Stored data —
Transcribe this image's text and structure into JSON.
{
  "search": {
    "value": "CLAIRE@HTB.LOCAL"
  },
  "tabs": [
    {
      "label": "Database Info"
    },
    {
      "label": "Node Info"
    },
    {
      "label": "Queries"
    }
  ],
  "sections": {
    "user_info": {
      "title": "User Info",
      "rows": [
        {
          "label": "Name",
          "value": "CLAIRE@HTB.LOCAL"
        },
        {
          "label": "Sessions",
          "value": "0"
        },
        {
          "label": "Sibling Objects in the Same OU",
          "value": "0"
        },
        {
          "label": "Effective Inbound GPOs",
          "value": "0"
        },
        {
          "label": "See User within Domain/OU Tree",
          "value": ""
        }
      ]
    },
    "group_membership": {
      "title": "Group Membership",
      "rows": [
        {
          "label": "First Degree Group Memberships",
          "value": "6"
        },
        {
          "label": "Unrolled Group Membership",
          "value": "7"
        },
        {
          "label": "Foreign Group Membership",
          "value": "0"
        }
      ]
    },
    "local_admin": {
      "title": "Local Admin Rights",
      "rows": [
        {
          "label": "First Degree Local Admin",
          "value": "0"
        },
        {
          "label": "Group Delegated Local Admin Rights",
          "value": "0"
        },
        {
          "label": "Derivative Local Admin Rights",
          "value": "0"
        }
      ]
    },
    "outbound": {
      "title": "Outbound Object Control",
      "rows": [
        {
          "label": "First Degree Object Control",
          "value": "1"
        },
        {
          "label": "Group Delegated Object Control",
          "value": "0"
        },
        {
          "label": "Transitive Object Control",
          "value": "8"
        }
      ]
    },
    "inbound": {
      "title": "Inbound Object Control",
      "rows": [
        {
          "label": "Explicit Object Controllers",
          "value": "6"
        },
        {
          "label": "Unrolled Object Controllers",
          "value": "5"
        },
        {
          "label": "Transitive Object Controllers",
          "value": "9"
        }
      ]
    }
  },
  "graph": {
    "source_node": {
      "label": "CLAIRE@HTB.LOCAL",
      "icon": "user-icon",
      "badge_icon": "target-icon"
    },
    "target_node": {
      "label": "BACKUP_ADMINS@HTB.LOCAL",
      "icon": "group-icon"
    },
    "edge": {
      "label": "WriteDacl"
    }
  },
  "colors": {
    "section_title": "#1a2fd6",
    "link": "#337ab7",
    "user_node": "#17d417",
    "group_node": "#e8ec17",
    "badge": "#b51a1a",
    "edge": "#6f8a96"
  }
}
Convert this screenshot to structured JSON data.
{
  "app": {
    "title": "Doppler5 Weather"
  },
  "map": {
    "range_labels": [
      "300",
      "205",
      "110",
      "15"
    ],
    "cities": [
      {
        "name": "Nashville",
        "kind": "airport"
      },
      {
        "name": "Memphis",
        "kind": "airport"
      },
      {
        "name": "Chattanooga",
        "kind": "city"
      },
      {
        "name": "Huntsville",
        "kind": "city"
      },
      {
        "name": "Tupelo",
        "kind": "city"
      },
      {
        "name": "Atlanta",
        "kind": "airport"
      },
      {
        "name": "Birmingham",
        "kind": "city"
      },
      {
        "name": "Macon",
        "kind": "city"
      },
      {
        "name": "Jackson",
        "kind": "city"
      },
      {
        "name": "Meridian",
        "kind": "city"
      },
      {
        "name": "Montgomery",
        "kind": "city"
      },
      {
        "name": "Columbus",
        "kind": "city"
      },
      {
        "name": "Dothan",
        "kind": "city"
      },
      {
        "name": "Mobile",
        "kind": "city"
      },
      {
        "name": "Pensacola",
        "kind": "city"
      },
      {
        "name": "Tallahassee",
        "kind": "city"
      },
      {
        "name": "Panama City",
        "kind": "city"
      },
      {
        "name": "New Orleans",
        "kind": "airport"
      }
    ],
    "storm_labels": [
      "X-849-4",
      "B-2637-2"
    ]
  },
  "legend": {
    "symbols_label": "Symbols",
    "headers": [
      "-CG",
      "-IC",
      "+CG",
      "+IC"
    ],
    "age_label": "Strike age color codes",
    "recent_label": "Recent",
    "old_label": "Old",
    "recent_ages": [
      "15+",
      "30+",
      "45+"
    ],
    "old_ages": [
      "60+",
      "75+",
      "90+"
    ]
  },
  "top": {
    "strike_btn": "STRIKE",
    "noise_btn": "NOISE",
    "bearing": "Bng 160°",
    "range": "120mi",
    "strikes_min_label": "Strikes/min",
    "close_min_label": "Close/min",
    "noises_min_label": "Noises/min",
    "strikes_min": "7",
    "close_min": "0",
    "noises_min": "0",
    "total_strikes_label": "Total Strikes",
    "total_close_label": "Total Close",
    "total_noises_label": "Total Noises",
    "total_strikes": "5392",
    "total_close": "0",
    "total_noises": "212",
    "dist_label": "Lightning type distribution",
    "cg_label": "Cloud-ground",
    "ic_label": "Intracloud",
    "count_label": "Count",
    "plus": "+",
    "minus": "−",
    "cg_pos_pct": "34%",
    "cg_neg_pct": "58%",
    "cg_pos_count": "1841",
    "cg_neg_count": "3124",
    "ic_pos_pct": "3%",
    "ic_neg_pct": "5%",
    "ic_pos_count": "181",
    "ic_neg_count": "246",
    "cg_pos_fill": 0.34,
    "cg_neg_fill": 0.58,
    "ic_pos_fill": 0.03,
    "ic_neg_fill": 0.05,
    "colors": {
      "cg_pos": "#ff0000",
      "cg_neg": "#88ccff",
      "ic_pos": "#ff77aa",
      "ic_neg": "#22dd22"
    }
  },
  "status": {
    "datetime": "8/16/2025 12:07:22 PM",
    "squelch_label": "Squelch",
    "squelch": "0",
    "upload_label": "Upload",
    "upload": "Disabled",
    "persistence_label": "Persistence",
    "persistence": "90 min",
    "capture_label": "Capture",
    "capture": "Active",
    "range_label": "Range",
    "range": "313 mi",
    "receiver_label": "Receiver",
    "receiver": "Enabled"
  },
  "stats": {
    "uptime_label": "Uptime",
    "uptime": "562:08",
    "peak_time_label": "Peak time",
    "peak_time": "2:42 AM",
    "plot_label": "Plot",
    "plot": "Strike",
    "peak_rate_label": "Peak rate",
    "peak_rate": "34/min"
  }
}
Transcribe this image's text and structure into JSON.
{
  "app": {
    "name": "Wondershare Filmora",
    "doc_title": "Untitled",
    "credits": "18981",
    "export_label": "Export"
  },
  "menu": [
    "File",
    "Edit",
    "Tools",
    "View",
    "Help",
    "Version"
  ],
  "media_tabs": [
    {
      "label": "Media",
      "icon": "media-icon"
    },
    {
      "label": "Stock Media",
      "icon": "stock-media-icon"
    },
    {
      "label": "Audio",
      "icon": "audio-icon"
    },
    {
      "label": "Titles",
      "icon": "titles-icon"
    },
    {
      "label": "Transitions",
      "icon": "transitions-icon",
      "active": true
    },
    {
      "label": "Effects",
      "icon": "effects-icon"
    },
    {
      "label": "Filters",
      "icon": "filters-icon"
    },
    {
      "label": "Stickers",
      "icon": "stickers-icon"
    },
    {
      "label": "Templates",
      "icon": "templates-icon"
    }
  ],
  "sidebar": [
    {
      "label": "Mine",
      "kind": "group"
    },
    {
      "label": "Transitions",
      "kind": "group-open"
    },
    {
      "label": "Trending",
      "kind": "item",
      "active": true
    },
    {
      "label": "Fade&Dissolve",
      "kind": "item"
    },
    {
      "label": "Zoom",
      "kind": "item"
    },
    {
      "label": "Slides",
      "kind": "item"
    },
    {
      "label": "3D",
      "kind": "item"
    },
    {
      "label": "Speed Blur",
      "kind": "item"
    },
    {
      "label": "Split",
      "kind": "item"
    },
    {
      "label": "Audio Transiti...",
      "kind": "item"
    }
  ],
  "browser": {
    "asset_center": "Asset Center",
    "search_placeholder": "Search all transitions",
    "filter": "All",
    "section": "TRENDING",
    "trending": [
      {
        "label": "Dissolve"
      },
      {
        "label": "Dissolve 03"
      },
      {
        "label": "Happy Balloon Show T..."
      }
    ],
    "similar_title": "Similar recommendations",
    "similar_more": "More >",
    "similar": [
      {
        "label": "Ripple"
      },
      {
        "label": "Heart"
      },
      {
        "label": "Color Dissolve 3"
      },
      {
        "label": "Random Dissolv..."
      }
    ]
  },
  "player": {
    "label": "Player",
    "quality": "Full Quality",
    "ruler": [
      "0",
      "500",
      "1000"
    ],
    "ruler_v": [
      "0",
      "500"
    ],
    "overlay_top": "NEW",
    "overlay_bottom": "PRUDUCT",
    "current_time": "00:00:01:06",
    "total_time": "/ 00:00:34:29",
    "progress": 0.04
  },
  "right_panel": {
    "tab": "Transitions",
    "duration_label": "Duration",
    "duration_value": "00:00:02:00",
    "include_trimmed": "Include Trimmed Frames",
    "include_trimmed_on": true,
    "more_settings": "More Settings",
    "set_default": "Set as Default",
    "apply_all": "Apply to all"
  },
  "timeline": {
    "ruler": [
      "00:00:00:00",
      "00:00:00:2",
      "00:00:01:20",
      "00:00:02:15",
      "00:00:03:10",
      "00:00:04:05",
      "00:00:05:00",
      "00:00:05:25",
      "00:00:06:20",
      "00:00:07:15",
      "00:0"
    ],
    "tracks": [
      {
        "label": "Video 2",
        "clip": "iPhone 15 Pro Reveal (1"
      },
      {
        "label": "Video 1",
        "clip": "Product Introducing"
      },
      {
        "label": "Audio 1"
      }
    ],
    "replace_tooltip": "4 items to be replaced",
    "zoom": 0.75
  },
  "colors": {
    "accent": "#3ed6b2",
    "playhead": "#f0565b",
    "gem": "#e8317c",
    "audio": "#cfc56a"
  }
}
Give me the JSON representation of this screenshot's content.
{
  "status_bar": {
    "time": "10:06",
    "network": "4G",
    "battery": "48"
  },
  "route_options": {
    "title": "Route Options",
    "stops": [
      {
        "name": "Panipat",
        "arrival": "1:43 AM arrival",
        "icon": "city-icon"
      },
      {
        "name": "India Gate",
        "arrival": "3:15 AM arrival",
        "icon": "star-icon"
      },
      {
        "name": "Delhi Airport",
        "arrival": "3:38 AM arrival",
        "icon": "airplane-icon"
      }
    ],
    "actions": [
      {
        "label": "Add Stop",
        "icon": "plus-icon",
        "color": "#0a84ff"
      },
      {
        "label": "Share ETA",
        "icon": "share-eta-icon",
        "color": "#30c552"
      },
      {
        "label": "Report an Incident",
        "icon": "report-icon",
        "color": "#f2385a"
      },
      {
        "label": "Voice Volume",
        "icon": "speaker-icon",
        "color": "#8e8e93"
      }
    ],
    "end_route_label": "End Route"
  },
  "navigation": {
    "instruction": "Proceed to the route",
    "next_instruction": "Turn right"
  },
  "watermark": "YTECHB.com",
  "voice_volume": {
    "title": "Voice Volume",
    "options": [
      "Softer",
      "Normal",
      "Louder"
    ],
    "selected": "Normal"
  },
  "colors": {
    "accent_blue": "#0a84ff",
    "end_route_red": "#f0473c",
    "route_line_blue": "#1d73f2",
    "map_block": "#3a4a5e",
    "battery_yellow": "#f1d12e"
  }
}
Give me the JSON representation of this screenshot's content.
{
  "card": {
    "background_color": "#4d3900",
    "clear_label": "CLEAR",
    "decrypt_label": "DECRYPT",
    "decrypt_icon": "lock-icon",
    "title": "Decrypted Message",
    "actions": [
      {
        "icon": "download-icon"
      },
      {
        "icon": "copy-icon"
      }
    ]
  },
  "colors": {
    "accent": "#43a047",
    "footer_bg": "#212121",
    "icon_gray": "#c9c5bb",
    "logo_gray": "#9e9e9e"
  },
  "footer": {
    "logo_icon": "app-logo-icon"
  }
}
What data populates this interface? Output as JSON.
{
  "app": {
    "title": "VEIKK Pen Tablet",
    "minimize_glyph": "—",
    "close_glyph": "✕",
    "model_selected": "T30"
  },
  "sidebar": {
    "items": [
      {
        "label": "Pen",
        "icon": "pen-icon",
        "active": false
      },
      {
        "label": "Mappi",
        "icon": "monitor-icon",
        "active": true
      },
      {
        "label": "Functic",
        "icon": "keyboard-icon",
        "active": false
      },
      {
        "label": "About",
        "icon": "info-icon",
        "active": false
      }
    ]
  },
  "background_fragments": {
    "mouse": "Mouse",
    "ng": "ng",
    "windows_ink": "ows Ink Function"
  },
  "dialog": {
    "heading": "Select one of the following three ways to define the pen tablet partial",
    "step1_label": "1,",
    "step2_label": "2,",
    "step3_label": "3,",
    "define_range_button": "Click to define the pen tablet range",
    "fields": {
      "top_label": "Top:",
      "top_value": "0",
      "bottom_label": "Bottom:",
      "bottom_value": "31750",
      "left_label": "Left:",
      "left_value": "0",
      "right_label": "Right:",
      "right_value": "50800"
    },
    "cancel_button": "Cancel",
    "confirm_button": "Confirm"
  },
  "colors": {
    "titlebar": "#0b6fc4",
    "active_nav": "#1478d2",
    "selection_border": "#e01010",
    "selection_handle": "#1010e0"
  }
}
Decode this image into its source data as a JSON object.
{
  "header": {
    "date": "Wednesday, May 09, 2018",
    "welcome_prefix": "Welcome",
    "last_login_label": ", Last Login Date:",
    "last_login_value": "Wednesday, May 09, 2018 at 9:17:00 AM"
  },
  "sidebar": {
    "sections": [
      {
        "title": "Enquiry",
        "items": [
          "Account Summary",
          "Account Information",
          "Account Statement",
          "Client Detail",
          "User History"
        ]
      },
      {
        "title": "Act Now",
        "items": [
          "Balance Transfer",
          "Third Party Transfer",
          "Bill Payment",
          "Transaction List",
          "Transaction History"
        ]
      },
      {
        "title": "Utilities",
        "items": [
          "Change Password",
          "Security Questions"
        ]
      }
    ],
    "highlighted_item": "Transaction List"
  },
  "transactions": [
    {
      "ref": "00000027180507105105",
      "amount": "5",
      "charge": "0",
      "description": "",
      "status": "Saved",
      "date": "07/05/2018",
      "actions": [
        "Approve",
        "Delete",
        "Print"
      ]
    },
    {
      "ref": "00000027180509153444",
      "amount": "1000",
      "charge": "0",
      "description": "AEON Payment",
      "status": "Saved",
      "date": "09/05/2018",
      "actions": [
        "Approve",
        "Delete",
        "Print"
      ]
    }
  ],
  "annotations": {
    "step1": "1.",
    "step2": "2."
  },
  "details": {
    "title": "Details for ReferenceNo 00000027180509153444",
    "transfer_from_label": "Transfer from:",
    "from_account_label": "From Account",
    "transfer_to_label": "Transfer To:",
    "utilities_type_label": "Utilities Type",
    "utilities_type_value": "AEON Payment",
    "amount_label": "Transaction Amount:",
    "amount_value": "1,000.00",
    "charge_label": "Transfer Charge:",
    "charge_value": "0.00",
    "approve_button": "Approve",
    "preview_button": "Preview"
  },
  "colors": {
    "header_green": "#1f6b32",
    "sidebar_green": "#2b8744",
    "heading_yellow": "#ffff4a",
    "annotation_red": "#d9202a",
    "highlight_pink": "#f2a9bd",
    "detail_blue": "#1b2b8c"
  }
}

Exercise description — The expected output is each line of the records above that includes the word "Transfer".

Solution to the exercise —
          "Balance Transfer",
          "Third Party Transfer",
    "transfer_from_label": "Transfer from:",
    "transfer_to_label": "Transfer To:",
    "charge_label": "Transfer Charge:",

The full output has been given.